(App and web page records)
* * * * * * * * *

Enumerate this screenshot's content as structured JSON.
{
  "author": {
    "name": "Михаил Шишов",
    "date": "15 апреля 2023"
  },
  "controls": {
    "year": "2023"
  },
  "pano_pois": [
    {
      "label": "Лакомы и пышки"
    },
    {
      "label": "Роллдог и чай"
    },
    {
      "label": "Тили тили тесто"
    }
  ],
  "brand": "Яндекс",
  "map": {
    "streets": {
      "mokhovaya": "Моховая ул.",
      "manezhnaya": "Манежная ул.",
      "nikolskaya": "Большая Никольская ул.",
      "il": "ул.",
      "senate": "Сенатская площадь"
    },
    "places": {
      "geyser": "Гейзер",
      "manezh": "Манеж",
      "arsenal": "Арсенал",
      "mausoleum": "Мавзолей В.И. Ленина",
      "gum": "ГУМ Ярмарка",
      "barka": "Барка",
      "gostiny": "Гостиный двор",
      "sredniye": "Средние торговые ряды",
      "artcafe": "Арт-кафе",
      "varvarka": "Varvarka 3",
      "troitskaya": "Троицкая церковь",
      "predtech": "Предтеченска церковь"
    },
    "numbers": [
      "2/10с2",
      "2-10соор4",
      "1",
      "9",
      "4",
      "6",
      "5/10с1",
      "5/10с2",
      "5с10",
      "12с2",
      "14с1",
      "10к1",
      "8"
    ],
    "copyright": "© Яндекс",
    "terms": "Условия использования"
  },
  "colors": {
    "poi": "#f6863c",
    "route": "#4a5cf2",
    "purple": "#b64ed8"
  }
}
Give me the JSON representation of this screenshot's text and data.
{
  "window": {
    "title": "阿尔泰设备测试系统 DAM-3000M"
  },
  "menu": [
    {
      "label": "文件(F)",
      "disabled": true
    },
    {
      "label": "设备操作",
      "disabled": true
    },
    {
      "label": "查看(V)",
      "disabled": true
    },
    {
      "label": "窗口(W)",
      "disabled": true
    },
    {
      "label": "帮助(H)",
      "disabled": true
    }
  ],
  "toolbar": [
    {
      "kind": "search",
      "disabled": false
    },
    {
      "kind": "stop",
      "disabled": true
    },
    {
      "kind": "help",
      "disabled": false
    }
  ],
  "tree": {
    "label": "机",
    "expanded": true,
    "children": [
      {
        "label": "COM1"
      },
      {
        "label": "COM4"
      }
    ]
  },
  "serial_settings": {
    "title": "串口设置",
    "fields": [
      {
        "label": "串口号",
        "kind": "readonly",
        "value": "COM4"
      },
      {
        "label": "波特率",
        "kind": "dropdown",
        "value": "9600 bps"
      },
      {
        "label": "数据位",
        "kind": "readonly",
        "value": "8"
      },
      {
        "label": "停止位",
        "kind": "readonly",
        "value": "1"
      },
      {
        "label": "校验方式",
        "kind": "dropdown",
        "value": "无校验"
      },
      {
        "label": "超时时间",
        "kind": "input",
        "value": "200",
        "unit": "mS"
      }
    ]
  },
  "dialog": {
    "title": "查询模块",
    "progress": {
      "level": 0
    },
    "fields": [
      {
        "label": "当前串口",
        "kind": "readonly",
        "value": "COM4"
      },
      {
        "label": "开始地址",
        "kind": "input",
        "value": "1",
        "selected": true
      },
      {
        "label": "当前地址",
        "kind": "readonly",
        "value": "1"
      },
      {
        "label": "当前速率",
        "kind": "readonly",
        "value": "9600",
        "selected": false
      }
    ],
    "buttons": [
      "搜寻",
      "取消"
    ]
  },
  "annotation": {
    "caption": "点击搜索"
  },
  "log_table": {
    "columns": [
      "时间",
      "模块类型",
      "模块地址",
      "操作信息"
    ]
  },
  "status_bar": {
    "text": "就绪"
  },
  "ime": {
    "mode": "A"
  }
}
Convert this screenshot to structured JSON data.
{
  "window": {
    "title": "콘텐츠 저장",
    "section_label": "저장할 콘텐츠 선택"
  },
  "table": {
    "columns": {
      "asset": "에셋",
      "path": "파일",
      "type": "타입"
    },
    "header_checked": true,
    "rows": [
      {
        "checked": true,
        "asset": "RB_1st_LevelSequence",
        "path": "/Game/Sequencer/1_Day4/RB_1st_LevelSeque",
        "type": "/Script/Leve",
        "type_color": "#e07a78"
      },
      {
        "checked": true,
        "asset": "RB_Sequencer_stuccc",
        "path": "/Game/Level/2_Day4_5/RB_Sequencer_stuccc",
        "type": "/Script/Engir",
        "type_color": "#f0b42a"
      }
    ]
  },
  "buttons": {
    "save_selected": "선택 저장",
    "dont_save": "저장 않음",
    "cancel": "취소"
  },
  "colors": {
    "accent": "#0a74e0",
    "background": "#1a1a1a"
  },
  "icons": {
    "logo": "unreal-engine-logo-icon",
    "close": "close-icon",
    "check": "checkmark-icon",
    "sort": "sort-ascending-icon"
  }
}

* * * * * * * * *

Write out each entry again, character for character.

Enumerate this screenshot's content as structured JSON.
{
  "author": {
    "name": "Михаил Шишов",
    "date": "15 апреля 2023"
  },
  "controls": {
    "year": "2023"
  },
  "pano_pois": [
    {
      "label": "Лакомы и пышки"
    },
    {
      "label": "Роллдог и чай"
    },
    {
      "label": "Тили тили тесто"
    }
  ],
  "brand": "Яндекс",
  "map": {
    "streets": {
      "mokhovaya": "Моховая ул.",
      "manezhnaya": "Манежная ул.",
      "nikolskaya": "Большая Никольская ул.",
      "il": "ул.",
      "senate": "Сенатская площадь"
    },
    "places": {
      "geyser": "Гейзер",
      "manezh": "Манеж",
      "arsenal": "Арсенал",
      "mausoleum": "Мавзолей В.И. Ленина",
      "gum": "ГУМ Ярмарка",
      "barka": "Барка",
      "gostiny": "Гостиный двор",
      "sredniye": "Средние торговые ряды",
      "artcafe": "Арт-кафе",
      "varvarka": "Varvarka 3",
      "troitskaya": "Троицкая церковь",
      "predtech": "Предтеченска церковь"
    },
    "numbers": [
      "2/10с2",
      "2-10соор4",
      "1",
      "9",
      "4",
      "6",
      "5/10с1",
      "5/10с2",
      "5с10",
      "12с2",
      "14с1",
      "10к1",
      "8"
    ],
    "copyright": "© Яндекс",
    "terms": "Условия использования"
  },
  "colors": {
    "poi": "#f6863c",
    "route": "#4a5cf2",
    "purple": "#b64ed8"
  }
}
Give me the JSON representation of this screenshot's text and data.
{
  "window": {
    "title": "阿尔泰设备测试系统 DAM-3000M"
  },
  "menu": [
    {
      "label": "文件(F)",
      "disabled": true
    },
    {
      "label": "设备操作",
      "disabled": true
    },
    {
      "label": "查看(V)",
      "disabled": true
    },
    {
      "label": "窗口(W)",
      "disabled": true
    },
    {
      "label": "帮助(H)",
      "disabled": true
    }
  ],
  "toolbar": [
    {
      "kind": "search",
      "disabled": false
    },
    {
      "kind": "stop",
      "disabled": true
    },
    {
      "kind": "help",
      "disabled": false
    }
  ],
  "tree": {
    "label": "机",
    "expanded": true,
    "children": [
      {
        "label": "COM1"
      },
      {
        "label": "COM4"
      }
    ]
  },
  "serial_settings": {
    "title": "串口设置",
    "fields": [
      {
        "label": "串口号",
        "kind": "readonly",
        "value": "COM4"
      },
      {
        "label": "波特率",
        "kind": "dropdown",
        "value": "9600 bps"
      },
      {
        "label": "数据位",
        "kind": "readonly",
        "value": "8"
      },
      {
        "label": "停止位",
        "kind": "readonly",
        "value": "1"
      },
      {
        "label": "校验方式",
        "kind": "dropdown",
        "value": "无校验"
      },
      {
        "label": "超时时间",
        "kind": "input",
        "value": "200",
        "unit": "mS"
      }
    ]
  },
  "dialog": {
    "title": "查询模块",
    "progress": {
      "level": 0
    },
    "fields": [
      {
        "label": "当前串口",
        "kind": "readonly",
        "value": "COM4"
      },
      {
        "label": "开始地址",
        "kind": "input",
        "value": "1",
        "selected": true
      },
      {
        "label": "当前地址",
        "kind": "readonly",
        "value": "1"
      },
      {
        "label": "当前速率",
        "kind": "readonly",
        "value": "9600",
        "selected": false
      }
    ],
    "buttons": [
      "搜寻",
      "取消"
    ]
  },
  "annotation": {
    "caption": "点击搜索"
  },
  "log_table": {
    "columns": [
      "时间",
      "模块类型",
      "模块地址",
      "操作信息"
    ]
  },
  "status_bar": {
    "text": "就绪"
  },
  "ime": {
    "mode": "A"
  }
}
Convert this screenshot to structured JSON data.
{
  "window": {
    "title": "콘텐츠 저장",
    "section_label": "저장할 콘텐츠 선택"
  },
  "table": {
    "columns": {
      "asset": "에셋",
      "path": "파일",
      "type": "타입"
    },
    "header_checked": true,
    "rows": [
      {
        "checked": true,
        "asset": "RB_1st_LevelSequence",
        "path": "/Game/Sequencer/1_Day4/RB_1st_LevelSeque",
        "type": "/Script/Leve",
        "type_color": "#e07a78"
      },
      {
        "checked": true,
        "asset": "RB_Sequencer_stuccc",
        "path": "/Game/Level/2_Day4_5/RB_Sequencer_stuccc",
        "type": "/Script/Engir",
        "type_color": "#f0b42a"
      }
    ]
  },
  "buttons": {
    "save_selected": "선택 저장",
    "dont_save": "저장 않음",
    "cancel": "취소"
  },
  "colors": {
    "accent": "#0a74e0",
    "background": "#1a1a1a"
  },
  "icons": {
    "logo": "unreal-engine-logo-icon",
    "close": "close-icon",
    "check": "checkmark-icon",
    "sort": "sort-ascending-icon"
  }
}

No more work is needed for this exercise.